Big data is the latest trend to obsess the technology industry, but companies need to be careful about where they deploy its tools or they could find themselves at the sharp end of a stinging bill.
Many cloud computing vendors offer big-data tools that, paired with the ability to rent scalable on-demand compute and storage resources, can provide a potent on-paper justification for analysing data in the cloud.
However, the costs and time it takes to upload large quantities of data into and out of a cloud could mean that businesses that crunch datasets could be hit by unforeseen costs.
"Data has a lot of inertia," Charles Zedlewski, Hadoop-vendor Cloudera's vice president of products, says. "If you run [Hadoop] in the public cloud, that application is going to spit off data. If your data is generated in the [cloud] datacentre, your Hadoop [cluster] is going to be in that datacentre."
Hadoop is a popular open-source platform for data storage and big data analysis. It is based on technologies originally developed by Google to help the search giant store and query massive amounts of data.
Cloudera aims to be to Hadoop as Canonical is to Ubuntu - a proposition that saw the company close a $65m funding round on Thursday.
Location, location, location
Hadoop is representative of a problem facing the big data industry as a whole: where you locate your data storage and analysis engine will determine where the data ultimately resides. And it's for that reason that choosing to locate your big data in the cloud, or in your own datacentre, could have huge ramifications down the line.
For example, if a company wants to analyse its customer data, it could buy in several low-cost servers with large amounts of storage based on chassis designs from companies like Supermicro and run a Hadoop cluster on top. That would give the company control over its infrastructure, where its data resides and the cost of its kit.
However, if the business gets a sudden spike in data that it doesn't have the capacity to process in a timely manner, it will need to kick this data up into the cloud to process and analyse it as an entire set.
For that, it will pay the typical charges to your ISP, along with the fees for renting the associated storage and compute in Amazon, Google, Microsoft or other vendors' public clouds. Upon completing the processing, it may even have to pay additional charges to get data out of the cloud and back into its datacentre.
This is an example of an effect known as "data gravity", which has been outlined by researcher and former EMC employee Dave McCrory. Put simply, data gravity means that the infrastructure where you perform actions upon a dataset will attract more and more data over time and get more and more difficult to drastically change.
"Where public cloud shines is the more moderate amounts of data, where you care about bursting and care about expandability" - Charles Zedlewski, Cloudera
For some web applications it will make sense for data analysis to be done in the cloud, but for others the value is doubtful. This example illustrates why data location can have a big impact on companies' bottom line.
"Where public cloud shines is the more moderate amounts of data, where you care about bursting and care about expandability," Zedlewski says.
Workloads that should be kept in the datacentre are those that generate a huge amount of information that will need to be repeatedly worked on and enlarged, such as those that convert information from the physical world into digital information, like genetic sequencing.
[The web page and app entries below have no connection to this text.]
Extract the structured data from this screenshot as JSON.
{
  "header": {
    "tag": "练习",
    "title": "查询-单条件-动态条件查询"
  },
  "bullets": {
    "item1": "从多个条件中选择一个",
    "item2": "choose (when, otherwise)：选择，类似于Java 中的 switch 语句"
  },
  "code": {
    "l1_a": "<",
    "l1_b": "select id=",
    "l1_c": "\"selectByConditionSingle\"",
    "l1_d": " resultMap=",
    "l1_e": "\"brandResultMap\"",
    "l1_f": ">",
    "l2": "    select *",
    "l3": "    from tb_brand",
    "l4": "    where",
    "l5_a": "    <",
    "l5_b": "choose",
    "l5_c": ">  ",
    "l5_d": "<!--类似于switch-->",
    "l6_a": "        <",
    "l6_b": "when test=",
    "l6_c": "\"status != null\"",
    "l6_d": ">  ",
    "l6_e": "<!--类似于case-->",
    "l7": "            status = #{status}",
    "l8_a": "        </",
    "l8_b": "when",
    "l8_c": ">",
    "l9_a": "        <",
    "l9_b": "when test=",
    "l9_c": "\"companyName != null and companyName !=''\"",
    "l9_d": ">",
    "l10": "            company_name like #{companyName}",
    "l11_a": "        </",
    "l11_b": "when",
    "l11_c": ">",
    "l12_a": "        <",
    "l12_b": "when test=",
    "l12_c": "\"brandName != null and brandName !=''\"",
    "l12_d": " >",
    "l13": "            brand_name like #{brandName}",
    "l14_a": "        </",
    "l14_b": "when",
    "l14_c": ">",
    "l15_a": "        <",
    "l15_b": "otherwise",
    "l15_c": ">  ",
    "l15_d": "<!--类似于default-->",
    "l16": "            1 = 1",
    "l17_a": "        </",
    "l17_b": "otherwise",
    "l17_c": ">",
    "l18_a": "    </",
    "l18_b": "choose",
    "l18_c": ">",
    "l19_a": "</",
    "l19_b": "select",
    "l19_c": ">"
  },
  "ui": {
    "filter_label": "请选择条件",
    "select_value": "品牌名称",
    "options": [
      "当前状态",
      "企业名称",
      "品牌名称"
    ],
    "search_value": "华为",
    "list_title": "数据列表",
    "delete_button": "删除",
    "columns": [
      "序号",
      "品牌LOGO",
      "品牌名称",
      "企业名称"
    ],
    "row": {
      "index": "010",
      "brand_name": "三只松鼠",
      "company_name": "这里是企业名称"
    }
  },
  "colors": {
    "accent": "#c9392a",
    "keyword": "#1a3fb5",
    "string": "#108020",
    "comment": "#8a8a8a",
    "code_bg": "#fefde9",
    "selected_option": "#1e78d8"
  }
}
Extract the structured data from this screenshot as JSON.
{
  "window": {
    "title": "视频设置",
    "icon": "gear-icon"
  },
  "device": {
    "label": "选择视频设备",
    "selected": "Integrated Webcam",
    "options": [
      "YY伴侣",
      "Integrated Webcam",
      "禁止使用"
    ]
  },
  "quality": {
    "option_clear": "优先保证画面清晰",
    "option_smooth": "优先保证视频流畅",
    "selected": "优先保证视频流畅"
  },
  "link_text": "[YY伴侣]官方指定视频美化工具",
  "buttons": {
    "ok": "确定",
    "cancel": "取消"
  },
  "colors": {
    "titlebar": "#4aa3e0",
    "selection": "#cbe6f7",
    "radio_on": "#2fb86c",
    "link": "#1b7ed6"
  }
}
For example, a small sequencing machine can generate a minimum of a terabyte of information for each operation. This data then needs to be fed through the network and into Hadoop, where it is stored then worked upon. Companies that do this kind of work have many of these machines running in parallel. Uploading, processing and downloading terabytes of information from a remote public cloud is not a trivial matter, and the costs and time expenses can be great.
"The rental fees you're paying in public cloud are five-10 times higher" than on-premise, Zedlewski says. (Cloudera's distribution of Hadoop is run both in public clouds and on premise.)
It all goes to show that although the economics of rentable technology are clear in some cases, such as for scaling websites or one-time number crunching, in others they can be rather cloudy.